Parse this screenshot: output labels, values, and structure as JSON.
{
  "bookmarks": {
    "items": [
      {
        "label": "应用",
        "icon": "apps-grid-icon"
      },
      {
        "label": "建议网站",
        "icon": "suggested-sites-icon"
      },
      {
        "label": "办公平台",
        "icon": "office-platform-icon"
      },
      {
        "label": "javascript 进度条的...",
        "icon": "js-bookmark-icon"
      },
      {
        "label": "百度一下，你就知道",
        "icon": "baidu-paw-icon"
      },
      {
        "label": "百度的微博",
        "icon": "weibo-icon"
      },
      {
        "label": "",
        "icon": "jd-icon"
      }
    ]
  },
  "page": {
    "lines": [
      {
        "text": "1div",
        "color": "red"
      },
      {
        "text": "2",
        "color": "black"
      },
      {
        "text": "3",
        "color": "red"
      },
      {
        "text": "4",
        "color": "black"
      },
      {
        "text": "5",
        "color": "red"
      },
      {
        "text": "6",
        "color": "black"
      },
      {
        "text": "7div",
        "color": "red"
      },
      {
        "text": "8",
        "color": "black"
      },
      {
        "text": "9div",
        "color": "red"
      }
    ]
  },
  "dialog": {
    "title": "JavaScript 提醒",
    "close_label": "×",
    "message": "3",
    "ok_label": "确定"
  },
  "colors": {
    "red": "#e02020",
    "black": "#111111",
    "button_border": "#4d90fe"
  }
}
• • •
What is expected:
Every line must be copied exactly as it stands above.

Response below:
Parse this screenshot: output labels, values, and structure as JSON.
{
  "bookmarks": {
    "items": [
      {
        "label": "应用",
        "icon": "apps-grid-icon"
      },
      {
        "label": "建议网站",
        "icon": "suggested-sites-icon"
      },
      {
        "label": "办公平台",
        "icon": "office-platform-icon"
      },
      {
        "label": "javascript 进度条的...",
        "icon": "js-bookmark-icon"
      },
      {
        "label": "百度一下，你就知道",
        "icon": "baidu-paw-icon"
      },
      {
        "label": "百度的微博",
        "icon": "weibo-icon"
      },
      {
        "label": "",
        "icon": "jd-icon"
      }
    ]
  },
  "page": {
    "lines": [
      {
        "text": "1div",
        "color": "red"
      },
      {
        "text": "2",
        "color": "black"
      },
      {
        "text": "3",
        "color": "red"
      },
      {
        "text": "4",
        "color": "black"
      },
      {
        "text": "5",
        "color": "red"
      },
      {
        "text": "6",
        "color": "black"
      },
      {
        "text": "7div",
        "color": "red"
      },
      {
        "text": "8",
        "color": "black"
      },
      {
        "text": "9div",
        "color": "red"
      }
    ]
  },
  "dialog": {
    "title": "JavaScript 提醒",
    "close_label": "×",
    "message": "3",
    "ok_label": "确定"
  },
  "colors": {
    "red": "#e02020",
    "black": "#111111",
    "button_border": "#4d90fe"
  }
}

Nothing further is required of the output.